A projected moving mural is bringing some extra wow factor to Te Pae Christchurch as part of a colourful lighting display installed outside of the Convention Centre by Ōtākaro Limited.
“The building itself is stunning, so we wanted to ensure the adjoining public spaces also make a statement,” says Ōtākaro Limited Principal Landscape Architect, Peter Matthews.
“The Auckland lockdown and the recent heavy rains prevented us from getting the lights on ahead of Friday’s opening event but with warm summer evenings ahead people can now come and check out the mural and lights.
“The moving mural on the Colombo Street corner site is on the wall that will eventually form part of the planned adjacent hotel. Because it’s a vertically projected mural, the imagery can also be customised to complement whatever event is going on inside.”
The mural and lighting have been created by Creature Post with the assistance of event lighting experts, Negative Space.
Creature Post Creative Director, Lakshman Anandanayagam, says the mural creates a porthole in the side of Te Pae Christchurch.
“Through it we wanted people to see something they never have before. So, we have this constant interaction between a giant squid and sperm whale in the depths of the ocean currently on display.”
To the south of Te Pae Christchurch sits the feature lighting tower named Conduit.
“We have named the surrounding public space Conduit Square, as it also creates a connection route for people from the City Promenade to Cathedral Square, says Peter Matthews.
“In Conduit Square automated lights on poles shine on reflective rainbow mirrors mounted on the tower to create interesting and alluring movement patterns on the ground and surrounding area. Now we can see how effective it is, we’ll be making some further enhancements in the new year.
“Many of the items in these new public spaces, like the tower, have been either gifted by Christchurch City Council or were left over from other parts of our Anchor Project work.

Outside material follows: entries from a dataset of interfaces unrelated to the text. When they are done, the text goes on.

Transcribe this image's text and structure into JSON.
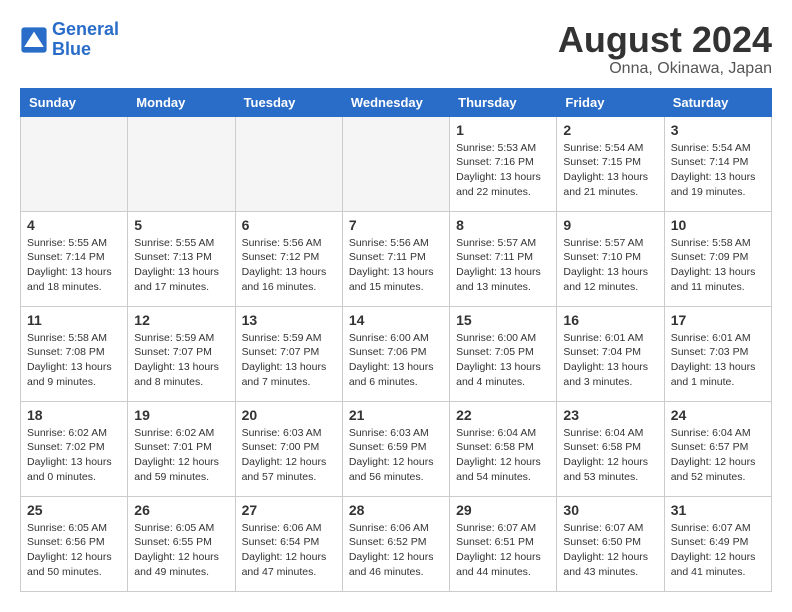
{
  "header": {
    "logo_general": "General",
    "logo_blue": "Blue",
    "month_year": "August 2024",
    "location": "Onna, Okinawa, Japan"
  },
  "weekdays": [
    "Sunday",
    "Monday",
    "Tuesday",
    "Wednesday",
    "Thursday",
    "Friday",
    "Saturday"
  ],
  "weeks": [
    [
      {
        "day": "",
        "sunrise": "",
        "sunset": "",
        "daylight": "",
        "empty": true
      },
      {
        "day": "",
        "sunrise": "",
        "sunset": "",
        "daylight": "",
        "empty": true
      },
      {
        "day": "",
        "sunrise": "",
        "sunset": "",
        "daylight": "",
        "empty": true
      },
      {
        "day": "",
        "sunrise": "",
        "sunset": "",
        "daylight": "",
        "empty": true
      },
      {
        "day": "1",
        "sunrise": "Sunrise: 5:53 AM",
        "sunset": "Sunset: 7:16 PM",
        "daylight": "Daylight: 13 hours and 22 minutes.",
        "empty": false
      },
      {
        "day": "2",
        "sunrise": "Sunrise: 5:54 AM",
        "sunset": "Sunset: 7:15 PM",
        "daylight": "Daylight: 13 hours and 21 minutes.",
        "empty": false
      },
      {
        "day": "3",
        "sunrise": "Sunrise: 5:54 AM",
        "sunset": "Sunset: 7:14 PM",
        "daylight": "Daylight: 13 hours and 19 minutes.",
        "empty": false
      }
    ],
    [
      {
        "day": "4",
        "sunrise": "Sunrise: 5:55 AM",
        "sunset": "Sunset: 7:14 PM",
        "daylight": "Daylight: 13 hours and 18 minutes.",
        "empty": false
      },
      {
        "day": "5",
        "sunrise": "Sunrise: 5:55 AM",
        "sunset": "Sunset: 7:13 PM",
        "daylight": "Daylight: 13 hours and 17 minutes.",
        "empty": false
      },
      {
        "day": "6",
        "sunrise": "Sunrise: 5:56 AM",
        "sunset": "Sunset: 7:12 PM",
        "daylight": "Daylight: 13 hours and 16 minutes.",
        "empty": false
      },
      {
        "day": "7",
        "sunrise": "Sunrise: 5:56 AM",
        "sunset": "Sunset: 7:11 PM",
        "daylight": "Daylight: 13 hours and 15 minutes.",
        "empty": false
      },
      {
        "day": "8",
        "sunrise": "Sunrise: 5:57 AM",
        "sunset": "Sunset: 7:11 PM",
        "daylight": "Daylight: 13 hours and 13 minutes.",
        "empty": false
      },
      {
        "day": "9",
        "sunrise": "Sunrise: 5:57 AM",
        "sunset": "Sunset: 7:10 PM",
        "daylight": "Daylight: 13 hours and 12 minutes.",
        "empty": false
      },
      {
        "day": "10",
        "sunrise": "Sunrise: 5:58 AM",
        "sunset": "Sunset: 7:09 PM",
        "daylight": "Daylight: 13 hours and 11 minutes.",
        "empty": false
      }
    ],
    [
      {
        "day": "11",
        "sunrise": "Sunrise: 5:58 AM",
        "sunset": "Sunset: 7:08 PM",
        "daylight": "Daylight: 13 hours and 9 minutes.",
        "empty": false
      },
      {
        "day": "12",
        "sunrise": "Sunrise: 5:59 AM",
        "sunset": "Sunset: 7:07 PM",
        "daylight": "Daylight: 13 hours and 8 minutes.",
        "empty": false
      },
      {
        "day": "13",
        "sunrise": "Sunrise: 5:59 AM",
        "sunset": "Sunset: 7:07 PM",
        "daylight": "Daylight: 13 hours and 7 minutes.",
        "empty": false
      },
      {
        "day": "14",
        "sunrise": "Sunrise: 6:00 AM",
        "sunset": "Sunset: 7:06 PM",
        "daylight": "Daylight: 13 hours and 6 minutes.",
        "empty": false
      },
      {
        "day": "15",
        "sunrise": "Sunrise: 6:00 AM",
        "sunset": "Sunset: 7:05 PM",
        "daylight": "Daylight: 13 hours and 4 minutes.",
        "empty": false
      },
      {
        "day": "16",
        "sunrise": "Sunrise: 6:01 AM",
        "sunset": "Sunset: 7:04 PM",
        "daylight": "Daylight: 13 hours and 3 minutes.",
        "empty": false
      },
      {
        "day": "17",
        "sunrise": "Sunrise: 6:01 AM",
        "sunset": "Sunset: 7:03 PM",
        "daylight": "Daylight: 13 hours and 1 minute.",
        "empty": false
      }
    ],
    [
      {
        "day": "18",
        "sunrise": "Sunrise: 6:02 AM",
        "sunset": "Sunset: 7:02 PM",
        "daylight": "Daylight: 13 hours and 0 minutes.",
        "empty": false
      },
      {
        "day": "19",
        "sunrise": "Sunrise: 6:02 AM",
        "sunset": "Sunset: 7:01 PM",
        "daylight": "Daylight: 12 hours and 59 minutes.",
        "empty": false
      },
      {
        "day": "20",
        "sunrise": "Sunrise: 6:03 AM",
        "sunset": "Sunset: 7:00 PM",
        "daylight": "Daylight: 12 hours and 57 minutes.",
        "empty": false
      },
      {
        "day": "21",
        "sunrise": "Sunrise: 6:03 AM",
        "sunset": "Sunset: 6:59 PM",
        "daylight": "Daylight: 12 hours and 56 minutes.",
        "empty": false
      },
      {
        "day": "22",
        "sunrise": "Sunrise: 6:04 AM",
        "sunset": "Sunset: 6:58 PM",
        "daylight": "Daylight: 12 hours and 54 minutes.",
        "empty": false
      },
      {
        "day": "23",
        "sunrise": "Sunrise: 6:04 AM",
        "sunset": "Sunset: 6:58 PM",
        "daylight": "Daylight: 12 hours and 53 minutes.",
        "empty": false
      },
      {
        "day": "24",
        "sunrise": "Sunrise: 6:04 AM",
        "sunset": "Sunset: 6:57 PM",
        "daylight": "Daylight: 12 hours and 52 minutes.",
        "empty": false
      }
    ],
    [
      {
        "day": "25",
        "sunrise": "Sunrise: 6:05 AM",
        "sunset": "Sunset: 6:56 PM",
        "daylight": "Daylight: 12 hours and 50 minutes.",
        "empty": false
      },
      {
        "day": "26",
        "sunrise": "Sunrise: 6:05 AM",
        "sunset": "Sunset: 6:55 PM",
        "daylight": "Daylight: 12 hours and 49 minutes.",
        "empty": false
      },
      {
        "day": "27",
        "sunrise": "Sunrise: 6:06 AM",
        "sunset": "Sunset: 6:54 PM",
        "daylight": "Daylight: 12 hours and 47 minutes.",
        "empty": false
      },
      {
        "day": "28",
        "sunrise": "Sunrise: 6:06 AM",
        "sunset": "Sunset: 6:52 PM",
        "daylight": "Daylight: 12 hours and 46 minutes.",
        "empty": false
      },
      {
        "day": "29",
        "sunrise": "Sunrise: 6:07 AM",
        "sunset": "Sunset: 6:51 PM",
        "daylight": "Daylight: 12 hours and 44 minutes.",
        "empty": false
      },
      {
        "day": "30",
        "sunrise": "Sunrise: 6:07 AM",
        "sunset": "Sunset: 6:50 PM",
        "daylight": "Daylight: 12 hours and 43 minutes.",
        "empty": false
      },
      {
        "day": "31",
        "sunrise": "Sunrise: 6:07 AM",
        "sunset": "Sunset: 6:49 PM",
        "daylight": "Daylight: 12 hours and 41 minutes.",
        "empty": false
      }
    ]
  ]
}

So, it’s great to repurpose and give them a new home within these temporary public spaces.”